Black Living Learning Community
Program Director, Candice L. Harrison, Ph.D.
This living-learning community offers an opportunity for freshman and sophomore students to explore the rich history and intellectual and political traditions of Black Americans, and engage with the local Bay Area Black community.
Throughout the year, students will take courses and participate in programs that examine the construction of race and racial identity, as well as the history, politics, art, experiences and intellectual traditions of Black artists, intellectuals, activists and communities. Along the way, students will explore the diverse meanings of “blackness,” the struggles of often-marginalized groups to build healthy and just communities, and how to work effectively with local African American community groups in the Western Addition to document these struggles and preserve their history.
The Black Living Learning Community is a component of the Black Achievement Success and Engagement (BASE) program.
Successful applicants will live in the designated space in Toler Residence Hall. All community members are required to enroll in one required African American Studies course each fall and spring semester.
This learning community is a collaborative effort between the African American Studies Program, the Leo T. McCarthy Center for Public Service and the Common Good, and SHARE.
Through an exploration of culturally significant Black literary, academic and creative works, this course will provide an introduction to the multiple and often conflicting definitions of “blackness” that have been articulated by authors, activists and visionaries throughout U.S. history. By beginning in the antebellum era (1815-1860), the course will locate “blackness” (and whiteness) in the midst of chattel slavery before moving on, chronologically, to trace the ways in which “blackness” has been redefined over time in relation to shifting political, social, economic, and cultural forces and events. Importantly, while we will consider how blackness has been historically defined by outsiders in lectures, our readings will largely focus on how African Americans confronted those definitions and refashioned “blackness” to suit their own purposes. Indeed, as we will see, African Americans often articulated their racial identities in multiple and often conflicting ways and thus, we will explore how those varied articulations intersected with other aspects of their identities, such as gender, class, religion and sexuality. Ultimately, we will aim to discover how these varied articulations of blackness have given shape to equally varied expressions of black life, culture and political activism in U.S. history.
Finally, although this class is organized according to a historical framework, it relies upon an interdisciplinary analytical approach because a range of academics from different fields, along with creative writers, public intellectuals, activists, artists and musicians, have long participated in a shared debate about the meaning of “blackness.” To this end, throughout the semester, faculty members from Politics, Sociology, Psychology, English, Education, Critical Diversity Studies and Philosophy will offer guest lectures in order to expound on the meanings of blackness and the significance of the readings and activists under scrutiny.
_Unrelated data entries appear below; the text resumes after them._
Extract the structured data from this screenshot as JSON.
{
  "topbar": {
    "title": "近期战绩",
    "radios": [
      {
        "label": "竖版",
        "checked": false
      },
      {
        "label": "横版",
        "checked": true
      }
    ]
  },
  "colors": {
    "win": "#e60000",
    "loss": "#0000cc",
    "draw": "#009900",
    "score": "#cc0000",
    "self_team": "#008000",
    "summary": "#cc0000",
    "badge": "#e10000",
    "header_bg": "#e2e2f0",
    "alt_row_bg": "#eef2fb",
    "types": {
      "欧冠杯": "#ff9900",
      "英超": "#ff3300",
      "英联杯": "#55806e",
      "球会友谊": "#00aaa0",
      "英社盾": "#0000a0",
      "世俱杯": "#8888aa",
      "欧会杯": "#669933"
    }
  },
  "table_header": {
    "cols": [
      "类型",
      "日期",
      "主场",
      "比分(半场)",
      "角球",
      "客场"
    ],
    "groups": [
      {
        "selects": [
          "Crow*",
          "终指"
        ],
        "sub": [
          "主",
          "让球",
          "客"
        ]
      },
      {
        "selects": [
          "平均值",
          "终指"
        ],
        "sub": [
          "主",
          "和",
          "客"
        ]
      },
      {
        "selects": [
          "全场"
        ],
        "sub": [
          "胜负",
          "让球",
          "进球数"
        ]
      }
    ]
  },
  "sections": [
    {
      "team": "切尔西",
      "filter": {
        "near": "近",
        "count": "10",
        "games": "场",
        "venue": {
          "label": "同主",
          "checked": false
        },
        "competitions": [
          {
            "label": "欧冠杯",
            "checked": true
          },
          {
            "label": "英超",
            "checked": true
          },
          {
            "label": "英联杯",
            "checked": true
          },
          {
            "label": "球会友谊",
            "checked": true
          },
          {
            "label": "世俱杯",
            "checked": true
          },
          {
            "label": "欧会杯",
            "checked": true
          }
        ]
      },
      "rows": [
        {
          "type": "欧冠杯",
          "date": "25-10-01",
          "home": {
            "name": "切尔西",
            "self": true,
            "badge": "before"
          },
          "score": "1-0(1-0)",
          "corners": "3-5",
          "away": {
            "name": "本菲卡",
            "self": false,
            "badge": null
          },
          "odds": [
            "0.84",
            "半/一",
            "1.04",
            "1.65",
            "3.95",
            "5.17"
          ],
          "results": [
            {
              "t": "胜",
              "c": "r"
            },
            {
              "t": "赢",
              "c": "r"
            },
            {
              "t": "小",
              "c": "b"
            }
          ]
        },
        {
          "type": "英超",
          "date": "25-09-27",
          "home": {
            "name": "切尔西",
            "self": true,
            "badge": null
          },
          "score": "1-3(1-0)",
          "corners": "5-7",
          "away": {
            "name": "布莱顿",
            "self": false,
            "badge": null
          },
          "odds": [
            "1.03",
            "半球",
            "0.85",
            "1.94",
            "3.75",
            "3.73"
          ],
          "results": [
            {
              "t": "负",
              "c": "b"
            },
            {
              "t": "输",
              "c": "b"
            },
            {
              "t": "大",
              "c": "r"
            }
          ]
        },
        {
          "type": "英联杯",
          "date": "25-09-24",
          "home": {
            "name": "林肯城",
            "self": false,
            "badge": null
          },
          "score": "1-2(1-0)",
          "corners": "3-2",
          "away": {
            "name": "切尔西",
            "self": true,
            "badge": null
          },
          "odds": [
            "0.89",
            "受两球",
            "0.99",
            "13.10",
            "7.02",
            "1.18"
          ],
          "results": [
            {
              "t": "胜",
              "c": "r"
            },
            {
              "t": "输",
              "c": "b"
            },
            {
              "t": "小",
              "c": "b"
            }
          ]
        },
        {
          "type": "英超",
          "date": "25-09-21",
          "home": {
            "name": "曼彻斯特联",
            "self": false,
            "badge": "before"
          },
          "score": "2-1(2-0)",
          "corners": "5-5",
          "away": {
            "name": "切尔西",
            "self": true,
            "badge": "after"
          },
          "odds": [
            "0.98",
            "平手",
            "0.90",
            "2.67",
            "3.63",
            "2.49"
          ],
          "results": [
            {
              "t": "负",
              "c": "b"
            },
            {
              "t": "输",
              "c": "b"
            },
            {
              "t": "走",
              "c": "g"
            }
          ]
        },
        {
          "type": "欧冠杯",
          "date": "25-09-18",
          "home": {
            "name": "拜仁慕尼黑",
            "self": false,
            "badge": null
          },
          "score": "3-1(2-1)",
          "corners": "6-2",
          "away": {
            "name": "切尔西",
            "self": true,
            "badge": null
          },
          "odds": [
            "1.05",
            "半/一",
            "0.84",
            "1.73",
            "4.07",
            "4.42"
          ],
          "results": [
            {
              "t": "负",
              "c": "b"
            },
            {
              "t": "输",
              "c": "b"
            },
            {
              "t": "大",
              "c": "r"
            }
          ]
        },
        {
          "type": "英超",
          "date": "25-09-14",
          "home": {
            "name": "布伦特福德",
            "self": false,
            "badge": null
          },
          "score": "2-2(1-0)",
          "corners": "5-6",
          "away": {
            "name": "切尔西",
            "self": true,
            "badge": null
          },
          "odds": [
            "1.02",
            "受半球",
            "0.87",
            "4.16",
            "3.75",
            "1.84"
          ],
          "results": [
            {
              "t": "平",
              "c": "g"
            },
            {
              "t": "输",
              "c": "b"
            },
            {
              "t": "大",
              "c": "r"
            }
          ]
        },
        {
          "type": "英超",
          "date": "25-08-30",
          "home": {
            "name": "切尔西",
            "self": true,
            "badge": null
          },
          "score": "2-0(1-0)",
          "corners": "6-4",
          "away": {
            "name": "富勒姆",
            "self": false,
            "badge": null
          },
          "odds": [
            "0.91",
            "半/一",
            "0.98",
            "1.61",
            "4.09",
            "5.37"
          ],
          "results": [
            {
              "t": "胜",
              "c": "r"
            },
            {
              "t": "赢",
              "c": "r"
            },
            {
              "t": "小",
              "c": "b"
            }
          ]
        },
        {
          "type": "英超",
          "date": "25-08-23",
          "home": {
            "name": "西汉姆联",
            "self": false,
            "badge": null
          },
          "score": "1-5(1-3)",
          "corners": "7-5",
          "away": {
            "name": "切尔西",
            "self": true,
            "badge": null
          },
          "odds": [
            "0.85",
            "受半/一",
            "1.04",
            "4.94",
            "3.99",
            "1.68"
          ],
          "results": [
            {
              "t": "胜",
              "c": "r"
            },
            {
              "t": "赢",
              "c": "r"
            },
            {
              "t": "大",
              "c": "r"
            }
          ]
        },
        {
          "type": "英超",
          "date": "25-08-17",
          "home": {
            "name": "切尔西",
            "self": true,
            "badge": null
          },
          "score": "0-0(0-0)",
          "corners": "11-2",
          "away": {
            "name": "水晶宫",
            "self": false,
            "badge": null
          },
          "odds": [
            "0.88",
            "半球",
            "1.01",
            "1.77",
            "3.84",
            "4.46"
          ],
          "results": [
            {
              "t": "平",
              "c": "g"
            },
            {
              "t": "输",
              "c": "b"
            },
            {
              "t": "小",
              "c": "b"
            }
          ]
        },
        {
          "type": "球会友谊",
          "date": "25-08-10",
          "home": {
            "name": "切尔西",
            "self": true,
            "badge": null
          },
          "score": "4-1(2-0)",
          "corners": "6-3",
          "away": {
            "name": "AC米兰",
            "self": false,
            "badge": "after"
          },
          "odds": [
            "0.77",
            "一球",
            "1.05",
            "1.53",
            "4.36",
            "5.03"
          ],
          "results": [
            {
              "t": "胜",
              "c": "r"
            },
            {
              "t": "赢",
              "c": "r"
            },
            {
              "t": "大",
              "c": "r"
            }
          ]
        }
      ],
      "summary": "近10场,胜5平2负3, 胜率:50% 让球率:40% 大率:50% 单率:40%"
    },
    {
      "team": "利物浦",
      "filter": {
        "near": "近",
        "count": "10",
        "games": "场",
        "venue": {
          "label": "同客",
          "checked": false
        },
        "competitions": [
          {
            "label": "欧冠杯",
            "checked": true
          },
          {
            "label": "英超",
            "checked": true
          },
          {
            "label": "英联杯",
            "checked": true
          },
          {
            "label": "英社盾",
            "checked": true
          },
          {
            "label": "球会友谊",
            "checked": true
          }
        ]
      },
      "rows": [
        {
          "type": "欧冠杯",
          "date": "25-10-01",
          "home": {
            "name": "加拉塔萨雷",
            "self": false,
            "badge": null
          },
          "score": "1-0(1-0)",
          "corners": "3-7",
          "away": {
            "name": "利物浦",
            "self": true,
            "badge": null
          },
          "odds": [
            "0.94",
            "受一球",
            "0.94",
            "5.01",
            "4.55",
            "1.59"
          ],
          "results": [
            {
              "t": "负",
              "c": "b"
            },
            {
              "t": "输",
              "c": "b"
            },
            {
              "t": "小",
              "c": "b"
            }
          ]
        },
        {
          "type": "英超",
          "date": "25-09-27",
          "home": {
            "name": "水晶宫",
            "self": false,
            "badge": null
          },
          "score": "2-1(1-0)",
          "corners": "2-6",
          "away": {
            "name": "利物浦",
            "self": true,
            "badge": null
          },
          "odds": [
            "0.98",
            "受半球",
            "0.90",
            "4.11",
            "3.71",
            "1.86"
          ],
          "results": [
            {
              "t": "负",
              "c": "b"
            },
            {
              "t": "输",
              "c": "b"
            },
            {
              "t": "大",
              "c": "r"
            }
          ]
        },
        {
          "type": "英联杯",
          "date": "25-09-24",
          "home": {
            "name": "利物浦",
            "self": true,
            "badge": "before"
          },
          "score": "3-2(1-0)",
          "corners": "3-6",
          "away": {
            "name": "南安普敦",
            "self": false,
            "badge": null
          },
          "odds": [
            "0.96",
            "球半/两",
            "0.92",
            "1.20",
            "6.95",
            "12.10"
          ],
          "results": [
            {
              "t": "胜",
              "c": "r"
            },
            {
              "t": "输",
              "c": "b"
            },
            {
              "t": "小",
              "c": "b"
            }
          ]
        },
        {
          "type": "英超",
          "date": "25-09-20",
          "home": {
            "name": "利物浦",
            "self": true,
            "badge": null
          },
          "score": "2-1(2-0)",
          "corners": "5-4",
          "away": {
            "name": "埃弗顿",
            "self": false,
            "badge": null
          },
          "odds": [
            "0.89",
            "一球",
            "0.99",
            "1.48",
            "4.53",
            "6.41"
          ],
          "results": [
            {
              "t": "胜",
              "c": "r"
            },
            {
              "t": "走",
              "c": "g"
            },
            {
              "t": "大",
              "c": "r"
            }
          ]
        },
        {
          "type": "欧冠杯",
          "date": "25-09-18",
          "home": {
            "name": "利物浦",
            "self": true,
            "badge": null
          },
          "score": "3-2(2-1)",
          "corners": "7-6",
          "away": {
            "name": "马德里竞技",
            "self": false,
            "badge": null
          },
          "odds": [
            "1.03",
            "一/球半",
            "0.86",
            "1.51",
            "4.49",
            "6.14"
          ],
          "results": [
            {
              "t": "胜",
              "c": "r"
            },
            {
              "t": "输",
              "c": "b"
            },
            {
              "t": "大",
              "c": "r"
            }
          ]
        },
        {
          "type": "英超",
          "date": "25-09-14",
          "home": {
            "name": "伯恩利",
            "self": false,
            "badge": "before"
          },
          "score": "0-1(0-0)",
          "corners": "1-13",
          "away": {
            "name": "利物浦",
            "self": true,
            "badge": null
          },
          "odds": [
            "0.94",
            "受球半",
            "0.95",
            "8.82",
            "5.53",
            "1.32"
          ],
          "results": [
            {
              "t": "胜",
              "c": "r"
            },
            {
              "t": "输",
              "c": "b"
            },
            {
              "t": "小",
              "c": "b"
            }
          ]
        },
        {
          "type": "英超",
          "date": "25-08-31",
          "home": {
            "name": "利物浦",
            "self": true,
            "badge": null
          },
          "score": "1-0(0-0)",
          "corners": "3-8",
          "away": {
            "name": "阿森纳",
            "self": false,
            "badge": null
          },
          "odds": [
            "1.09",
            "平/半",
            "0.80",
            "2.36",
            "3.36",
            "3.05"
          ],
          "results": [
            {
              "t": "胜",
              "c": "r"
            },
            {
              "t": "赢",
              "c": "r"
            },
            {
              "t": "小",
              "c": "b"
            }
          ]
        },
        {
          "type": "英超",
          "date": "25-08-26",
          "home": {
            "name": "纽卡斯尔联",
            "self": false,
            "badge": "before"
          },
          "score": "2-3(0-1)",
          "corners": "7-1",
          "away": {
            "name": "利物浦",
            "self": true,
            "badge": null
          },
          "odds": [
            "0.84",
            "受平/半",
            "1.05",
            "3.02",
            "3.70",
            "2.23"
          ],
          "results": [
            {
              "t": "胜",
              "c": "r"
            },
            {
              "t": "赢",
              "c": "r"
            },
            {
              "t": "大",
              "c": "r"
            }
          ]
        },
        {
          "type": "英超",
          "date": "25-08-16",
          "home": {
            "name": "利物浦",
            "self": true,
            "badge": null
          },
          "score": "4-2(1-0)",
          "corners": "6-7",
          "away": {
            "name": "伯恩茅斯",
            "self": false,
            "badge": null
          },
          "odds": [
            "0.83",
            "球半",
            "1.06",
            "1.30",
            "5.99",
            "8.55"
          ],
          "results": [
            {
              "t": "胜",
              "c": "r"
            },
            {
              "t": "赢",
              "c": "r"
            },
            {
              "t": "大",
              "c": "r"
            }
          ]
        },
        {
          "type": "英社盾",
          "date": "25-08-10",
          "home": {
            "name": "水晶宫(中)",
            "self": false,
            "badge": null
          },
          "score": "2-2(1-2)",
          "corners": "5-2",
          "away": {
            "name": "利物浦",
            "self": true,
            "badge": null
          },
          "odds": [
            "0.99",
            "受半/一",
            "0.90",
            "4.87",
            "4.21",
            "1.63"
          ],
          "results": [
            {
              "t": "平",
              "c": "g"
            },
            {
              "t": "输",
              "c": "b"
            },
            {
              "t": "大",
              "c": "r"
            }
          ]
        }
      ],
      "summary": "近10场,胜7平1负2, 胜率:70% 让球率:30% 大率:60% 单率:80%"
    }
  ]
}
The concept of community, one of the core ideas in social thought, conjures up many different images: towns and residential neighborhoods (the Fillmore, the Mission); work groups, professions and academic disciplines (the student community, the medical community); major social institutions (the university, the church); racial and ethnic groups (African Americans, Latinx); and other interest groups (environmentalists, activists). We will explore the some of the ways the phenomenon of community has been studied, explained, and address such questions as: What do we actually mean when we use the term “community”? What are the conditions under which communities arise and flourish? What impact does community (or the lack of it) have on the lives of individuals and groups? Is that impact positive or negative, healthy or confining?
This course will pay particular attention to the struggles of often-marginalized groups to build healthy and just communities. Coursework will include contemporary and historical case studies, literary depictions, and more theoretical readings, as well as a substantial commitment to the development and fulfillment of projects that assess or respond to contemporary concerns. Specifically, the course will explore how students can work effectively with community groups to document their local history. We will think carefully about how history can be relevant for grassroots community groups. The class will work on a historical research project along with community members throughout the semester.